The deer tail is the most straightforward part of deer to preserve for future use. It is less prone to decomposition than other body parts because it lacks flesh and organisms. However, knowing how to preserve a deer’s tail is important.
The preservation of deer tails does not necessitate much knowledge or equipment. Without cold rooms or preservative chemicals, you could easily store deer tails for an extended period.
The end-user determines the mode of preservation to use on deer tails.
If you’re reading this, you’re probably a deer hunter or a beer enthusiast, and you’re already familiar with ways to collect these tails from various sources. So, I’ll give you a step-by-step guide on how to preserve a deer tail for food or other purposes.
Skinning and Cutting
The first step on how to preserve a deer’s tail is to separate it from the rest of the body. You could use a knife or any sharp instrument to make a clean cut. Make sure that no flesh remains, turning the tail into a habitat for organisms that cause decomposition.
Wash the deer tail thoroughly in warm water with mild soap. This washing is intended to keep the hair in good condition. There would certainly be some blood left over from the incision; the soap would also remove any unpleasant odors and oddities.
However, it would be best if you did not leave it in the water for an extended period.
You have two options when it comes to salting deer tails. You either salt them dry, or you salt them wet. Also, if you accidentally leave some flesh on the deer, the salt prevents bacteria from the meat from contaminating the hair.
However, it is best if you scrape off any remaining flesh. Flies are also deterred by the presence of salt on the hair. Regardless, you should not keep the salt on your hair for more than 8 hours; you risk damaging it.
You may freeze your deer tail at the start of the hunting season and add to it as you acquire new tails. As long as the conditions are good, the tails will remain pristine.
Avoid repeatedly upsetting the temperatures. Also, the hair must be dehydrated before being inserted into the freezer
Coat With Borax
If you’re freezing the deer tail, you won’t need to coat it with Borax. Borax is available in liquid or powdered form, and either is ideal.
To begin this operation, turn the tail so that the hair is facing downward. Then, cover the plain flesh of the tail thoroughly.
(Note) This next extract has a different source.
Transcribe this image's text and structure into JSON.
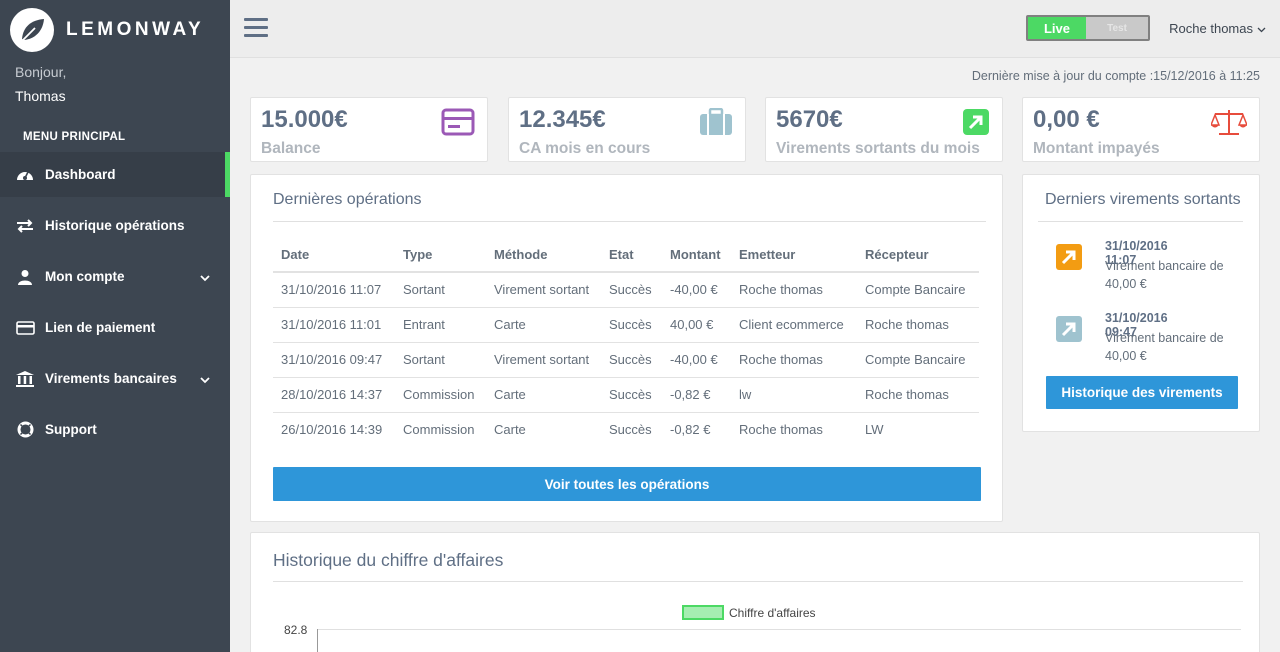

Borax is used chiefly to tan tail skins.
You can add additional salt at this stage if you like. Additionally, ensure that the tail is absolutely devoid of flesh.
Borax can be left on the path for days if the room is kept dry and aerated. After that, scrape the paste off the tail and rewash with warm water and mild soap.
After that, the tails can be dried. The drying time could range from three to seven days. After that, your tail will be clean and ready to use.
Deer Tail Uses
Because deer hair is not edible, the tail is saved for other use while the rest of the deer is packed for food.
Surprisingly, the deer tail is incredibly useful in a variety of situations. Listed below are a handful of these applications:
Deer hair is somewhat soft, yet it is very robust. As a result, they can be utilized to build a fly there, which is quite helpful for fly-fishing. However, tying flies made of deer hair requires patience and craft, so, most people just buy an already-made one from the stores.
Local painters and artists turn deer hair into traditional paintbrushes. Because deer hair does not repel colors, it can be used with watercolors, inks, and a few other mediums. They are also capable of holding water.
Due to the delicate quality of deer hair, it can be further processed to form many types of clothing accessories. For example, sweatshirts and hoodies are popular apparel items. Before you make these hairs into clothing, you must ensure that they are free of flesh.
You can use these hairs to manufacture purses and bags in addition to garments.
Clothes manufactured from foot hair, on the other hand, are not very prevalent. If the production of deer hair clothing increases, we may have a deer endangerment problem on our hands.
Before a deer tail can be used as a costume, it must be thoroughly cleansed. It also depends on the type of outfit being created. Some of the fluffy costumes you’ve seen or maybe used are made from actual deer tails, which may surprise you. These tails are processed in some regions of Africa into a royal staff, which some dancers use during performances.
Every hunter should know how to preserve a deer’s tail. These tails have a variety of applications, and because they cannot be used while still attached to a living animal, they must go through several processes so they can be used.
Deer hair preservation is a simple method; simply cut, clean out, dry, wipe with Borax, and dry again. Voila, your dry deer hair is ready for use.